◆ GOAL OF THE EXERCISE: For the data below, report the number of lines that contain the string "content" and nothing else.

[Data excerpts]
BEGIN

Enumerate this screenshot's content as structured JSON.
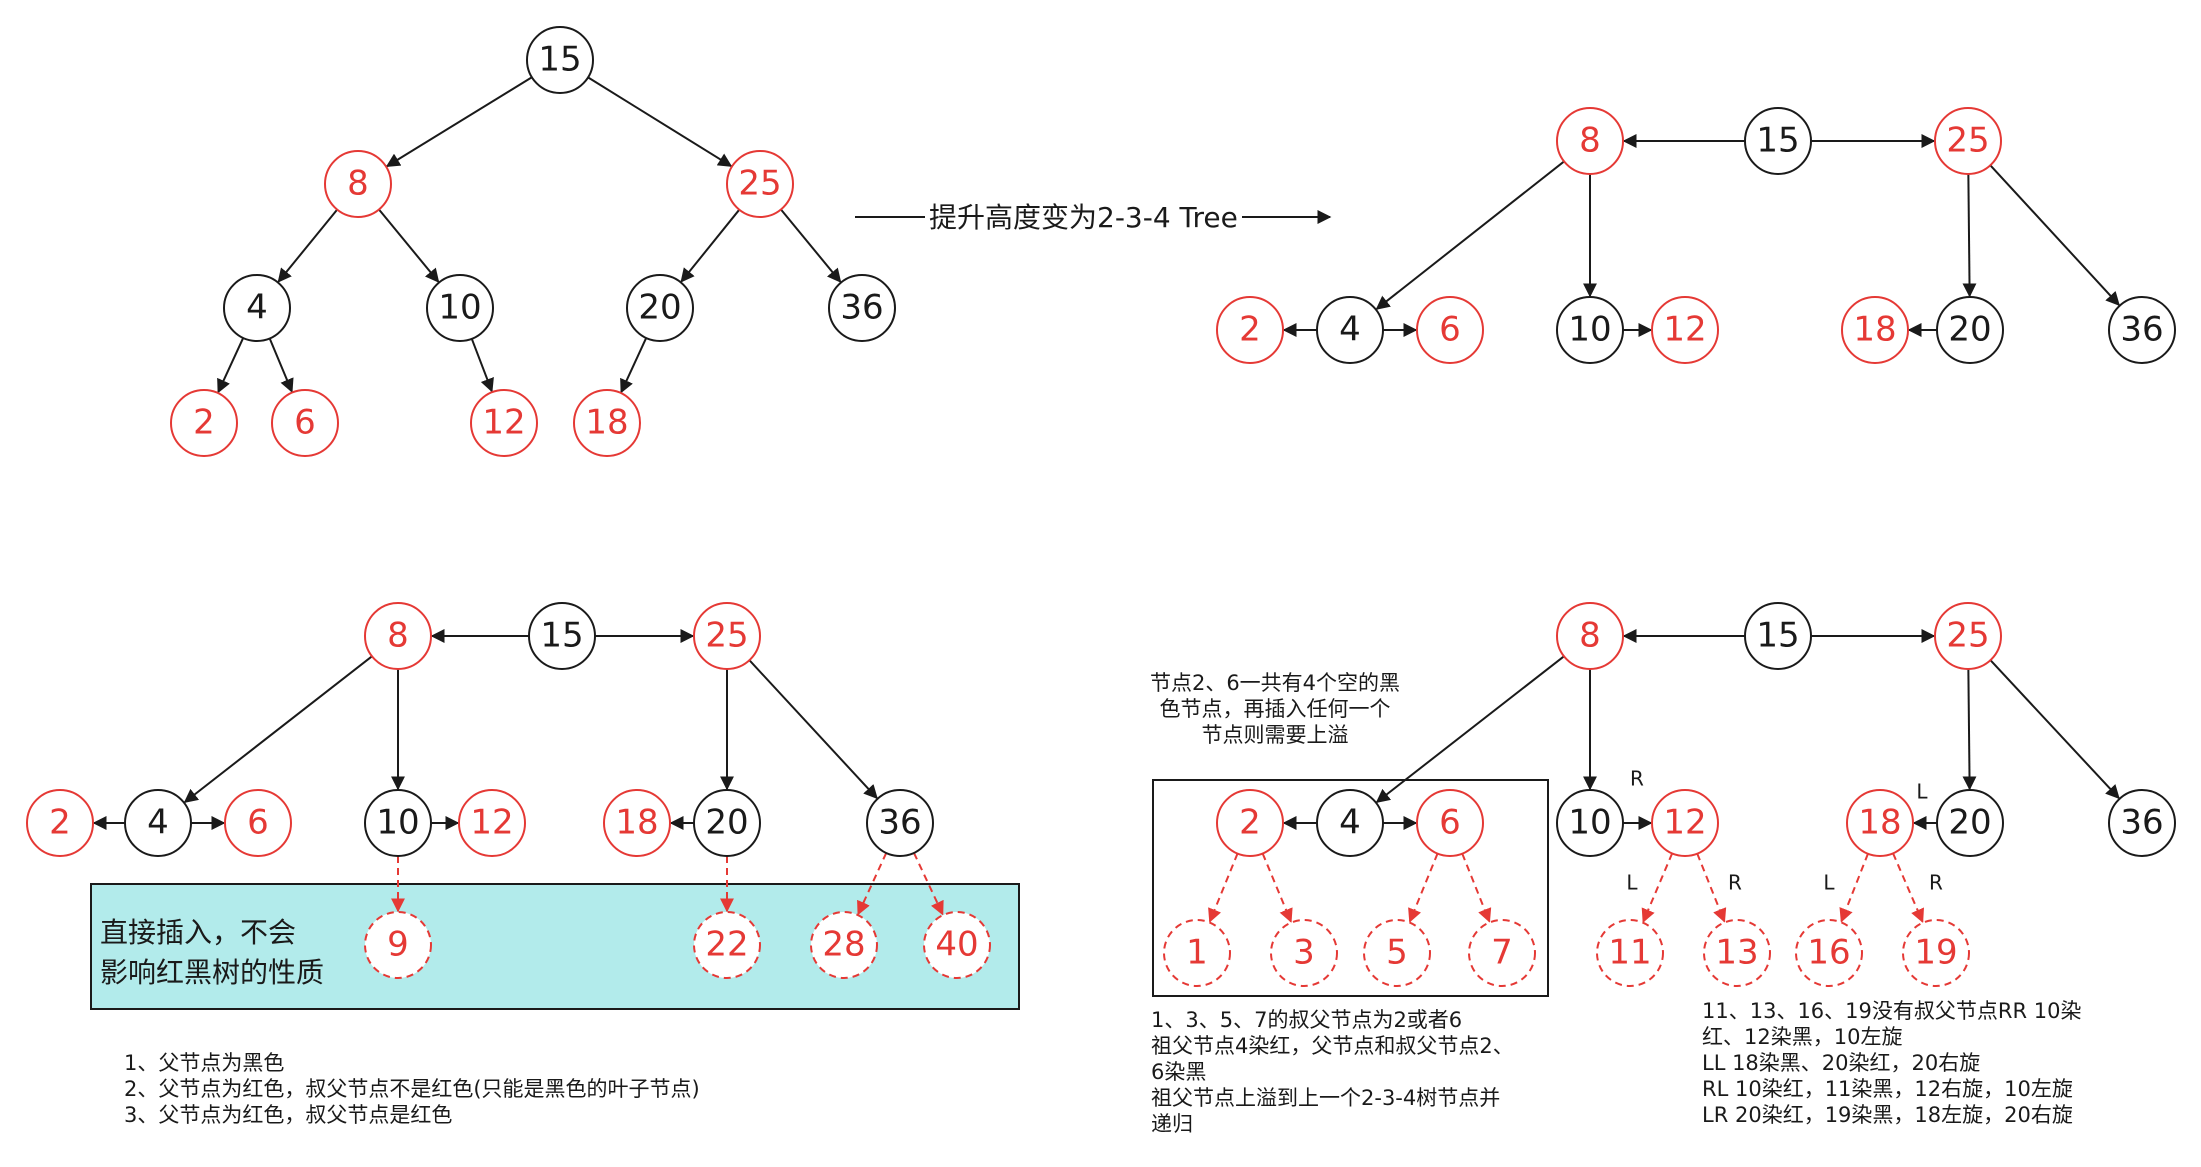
{
  "colors": {
    "red": "#e53935",
    "black": "#1a1a1a",
    "cyan": "#b2ebeb",
    "white": "#ffffff"
  },
  "top_arrow_label": "提升高度变为2-3-4 Tree",
  "tl_tree": {
    "nodes": [
      {
        "id": "15",
        "label": "15",
        "color": "black"
      },
      {
        "id": "8",
        "label": "8",
        "color": "red"
      },
      {
        "id": "25",
        "label": "25",
        "color": "red"
      },
      {
        "id": "4",
        "label": "4",
        "color": "black"
      },
      {
        "id": "10",
        "label": "10",
        "color": "black"
      },
      {
        "id": "20",
        "label": "20",
        "color": "black"
      },
      {
        "id": "36",
        "label": "36",
        "color": "black"
      },
      {
        "id": "2",
        "label": "2",
        "color": "red"
      },
      {
        "id": "6",
        "label": "6",
        "color": "red"
      },
      {
        "id": "12",
        "label": "12",
        "color": "red"
      },
      {
        "id": "18",
        "label": "18",
        "color": "red"
      }
    ],
    "edges": [
      {
        "from": "15",
        "to": "8"
      },
      {
        "from": "15",
        "to": "25"
      },
      {
        "from": "8",
        "to": "4"
      },
      {
        "from": "8",
        "to": "10"
      },
      {
        "from": "25",
        "to": "20"
      },
      {
        "from": "25",
        "to": "36"
      },
      {
        "from": "4",
        "to": "2"
      },
      {
        "from": "4",
        "to": "6"
      },
      {
        "from": "10",
        "to": "12"
      },
      {
        "from": "20",
        "to": "18"
      }
    ]
  },
  "tr_tree": {
    "nodes": [
      {
        "id": "8",
        "label": "8",
        "color": "red"
      },
      {
        "id": "15",
        "label": "15",
        "color": "black"
      },
      {
        "id": "25",
        "label": "25",
        "color": "red"
      },
      {
        "id": "2",
        "label": "2",
        "color": "red"
      },
      {
        "id": "4",
        "label": "4",
        "color": "black"
      },
      {
        "id": "6",
        "label": "6",
        "color": "red"
      },
      {
        "id": "10",
        "label": "10",
        "color": "black"
      },
      {
        "id": "12",
        "label": "12",
        "color": "red"
      },
      {
        "id": "18",
        "label": "18",
        "color": "red"
      },
      {
        "id": "20",
        "label": "20",
        "color": "black"
      },
      {
        "id": "36",
        "label": "36",
        "color": "black"
      }
    ],
    "edges": [
      {
        "from": "15",
        "to": "8"
      },
      {
        "from": "15",
        "to": "25"
      },
      {
        "from": "8",
        "to": "4"
      },
      {
        "from": "8",
        "to": "10"
      },
      {
        "from": "25",
        "to": "20"
      },
      {
        "from": "25",
        "to": "36"
      },
      {
        "from": "4",
        "to": "2"
      },
      {
        "from": "4",
        "to": "6"
      },
      {
        "from": "10",
        "to": "12"
      },
      {
        "from": "20",
        "to": "18"
      }
    ]
  },
  "bl_tree": {
    "nodes": [
      {
        "id": "8",
        "label": "8",
        "color": "red"
      },
      {
        "id": "15",
        "label": "15",
        "color": "black"
      },
      {
        "id": "25",
        "label": "25",
        "color": "red"
      },
      {
        "id": "2",
        "label": "2",
        "color": "red"
      },
      {
        "id": "4",
        "label": "4",
        "color": "black"
      },
      {
        "id": "6",
        "label": "6",
        "color": "red"
      },
      {
        "id": "10",
        "label": "10",
        "color": "black"
      },
      {
        "id": "12",
        "label": "12",
        "color": "red"
      },
      {
        "id": "18",
        "label": "18",
        "color": "red"
      },
      {
        "id": "20",
        "label": "20",
        "color": "black"
      },
      {
        "id": "36",
        "label": "36",
        "color": "black"
      },
      {
        "id": "9",
        "label": "9",
        "color": "red",
        "dashed": true
      },
      {
        "id": "22",
        "label": "22",
        "color": "red",
        "dashed": true
      },
      {
        "id": "28",
        "label": "28",
        "color": "red",
        "dashed": true
      },
      {
        "id": "40",
        "label": "40",
        "color": "red",
        "dashed": true
      }
    ],
    "edges": [
      {
        "from": "15",
        "to": "8"
      },
      {
        "from": "15",
        "to": "25"
      },
      {
        "from": "8",
        "to": "4"
      },
      {
        "from": "8",
        "to": "10"
      },
      {
        "from": "25",
        "to": "20"
      },
      {
        "from": "25",
        "to": "36"
      },
      {
        "from": "4",
        "to": "2"
      },
      {
        "from": "4",
        "to": "6"
      },
      {
        "from": "10",
        "to": "12"
      },
      {
        "from": "20",
        "to": "18"
      },
      {
        "from": "10",
        "to": "9",
        "dashed": true
      },
      {
        "from": "20",
        "to": "22",
        "dashed": true
      },
      {
        "from": "36",
        "to": "28",
        "dashed": true
      },
      {
        "from": "36",
        "to": "40",
        "dashed": true
      }
    ],
    "box_label_1": "直接插入，不会",
    "box_label_2": "影响红黑树的性质"
  },
  "br_tree": {
    "nodes": [
      {
        "id": "8",
        "label": "8",
        "color": "red"
      },
      {
        "id": "15",
        "label": "15",
        "color": "black"
      },
      {
        "id": "25",
        "label": "25",
        "color": "red"
      },
      {
        "id": "2",
        "label": "2",
        "color": "red"
      },
      {
        "id": "4",
        "label": "4",
        "color": "black"
      },
      {
        "id": "6",
        "label": "6",
        "color": "red"
      },
      {
        "id": "10",
        "label": "10",
        "color": "black"
      },
      {
        "id": "12",
        "label": "12",
        "color": "red"
      },
      {
        "id": "18",
        "label": "18",
        "color": "red"
      },
      {
        "id": "20",
        "label": "20",
        "color": "black"
      },
      {
        "id": "36",
        "label": "36",
        "color": "black"
      },
      {
        "id": "1",
        "label": "1",
        "color": "red",
        "dashed": true
      },
      {
        "id": "3",
        "label": "3",
        "color": "red",
        "dashed": true
      },
      {
        "id": "5",
        "label": "5",
        "color": "red",
        "dashed": true
      },
      {
        "id": "7",
        "label": "7",
        "color": "red",
        "dashed": true
      },
      {
        "id": "11",
        "label": "11",
        "color": "red",
        "dashed": true
      },
      {
        "id": "13",
        "label": "13",
        "color": "red",
        "dashed": true
      },
      {
        "id": "16",
        "label": "16",
        "color": "red",
        "dashed": true
      },
      {
        "id": "19",
        "label": "19",
        "color": "red",
        "dashed": true
      }
    ],
    "edges": [
      {
        "from": "15",
        "to": "8"
      },
      {
        "from": "15",
        "to": "25"
      },
      {
        "from": "8",
        "to": "4"
      },
      {
        "from": "8",
        "to": "10"
      },
      {
        "from": "25",
        "to": "20"
      },
      {
        "from": "25",
        "to": "36"
      },
      {
        "from": "4",
        "to": "2"
      },
      {
        "from": "4",
        "to": "6"
      },
      {
        "from": "10",
        "to": "12"
      },
      {
        "from": "20",
        "to": "18"
      },
      {
        "from": "2",
        "to": "1",
        "dashed": true
      },
      {
        "from": "2",
        "to": "3",
        "dashed": true
      },
      {
        "from": "6",
        "to": "5",
        "dashed": true
      },
      {
        "from": "6",
        "to": "7",
        "dashed": true
      },
      {
        "from": "12",
        "to": "11",
        "dashed": true
      },
      {
        "from": "12",
        "to": "13",
        "dashed": true
      },
      {
        "from": "18",
        "to": "16",
        "dashed": true
      },
      {
        "from": "18",
        "to": "19",
        "dashed": true
      }
    ],
    "edge_labels": [
      {
        "id": "10-12",
        "text": "R"
      },
      {
        "id": "20-18",
        "text": "L"
      },
      {
        "id": "12-11",
        "text": "L"
      },
      {
        "id": "12-13",
        "text": "R"
      },
      {
        "id": "18-16",
        "text": "L"
      },
      {
        "id": "18-19",
        "text": "R"
      }
    ]
  },
  "note_top": {
    "line1": "节点2、6一共有4个空的黑",
    "line2": "色节点，再插入任何一个",
    "line3": "节点则需要上溢"
  },
  "note_box_bottom": {
    "line1": "1、3、5、7的叔父节点为2或者6",
    "line2": "祖父节点4染红，父节点和叔父节点2、",
    "line3": "6染黑",
    "line4": "祖父节点上溢到上一个2-3-4树节点并",
    "line5": "递归"
  },
  "note_right": {
    "line1": "11、13、16、19没有叔父节点RR 10染",
    "line2": "红、12染黑，10左旋",
    "line3": "LL  18染黑、20染红，20右旋",
    "line4": "RL  10染红，11染黑，12右旋，10左旋",
    "line5": "LR  20染红，19染黑，18左旋，20右旋"
  },
  "rules": [
    "1、父节点为黑色",
    "2、父节点为红色，叔父节点不是红色(只能是黑色的叶子节点)",
    "3、父节点为红色，叔父节点是红色"
  ]
}
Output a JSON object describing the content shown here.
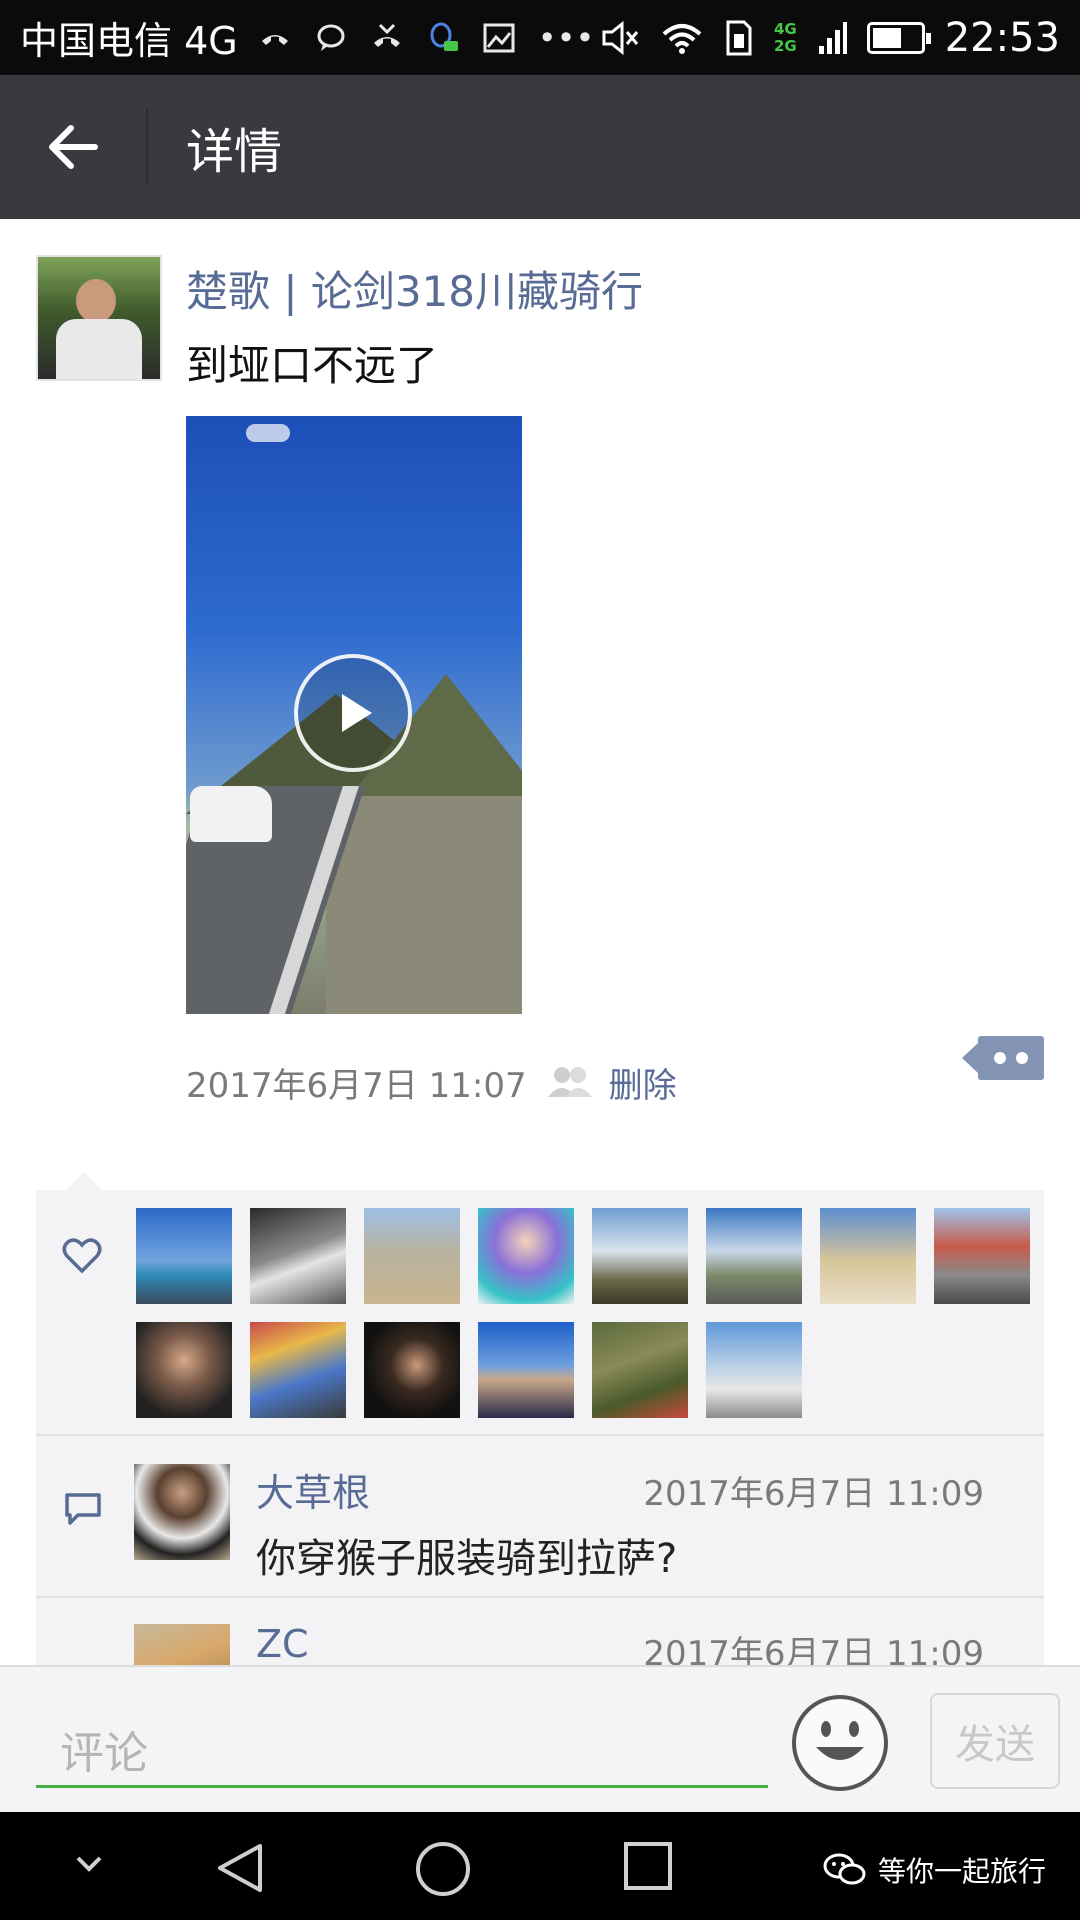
{
  "status_bar": {
    "carrier": "中国电信 4G",
    "network_top": "4G",
    "network_bottom": "2G",
    "time": "22:53"
  },
  "header": {
    "title": "详情"
  },
  "post": {
    "author": "楚歌 | 论剑318川藏骑行",
    "text": "到垭口不远了",
    "timestamp": "2017年6月7日 11:07",
    "delete_label": "删除"
  },
  "likes": {
    "count": 14
  },
  "comments": [
    {
      "name": "大草根",
      "time": "2017年6月7日 11:09",
      "text": "你穿猴子服装骑到拉萨?"
    },
    {
      "name": "ZC",
      "time": "2017年6月7日 11:09",
      "text": ""
    }
  ],
  "input": {
    "placeholder": "评论",
    "send_label": "发送"
  },
  "watermark": {
    "text": "等你一起旅行"
  },
  "colors": {
    "title_bar": "#393a3f",
    "link_blue": "#576b95",
    "input_underline": "#45b046"
  }
}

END

◆ SOLUTION TO THE PROBLEM: 2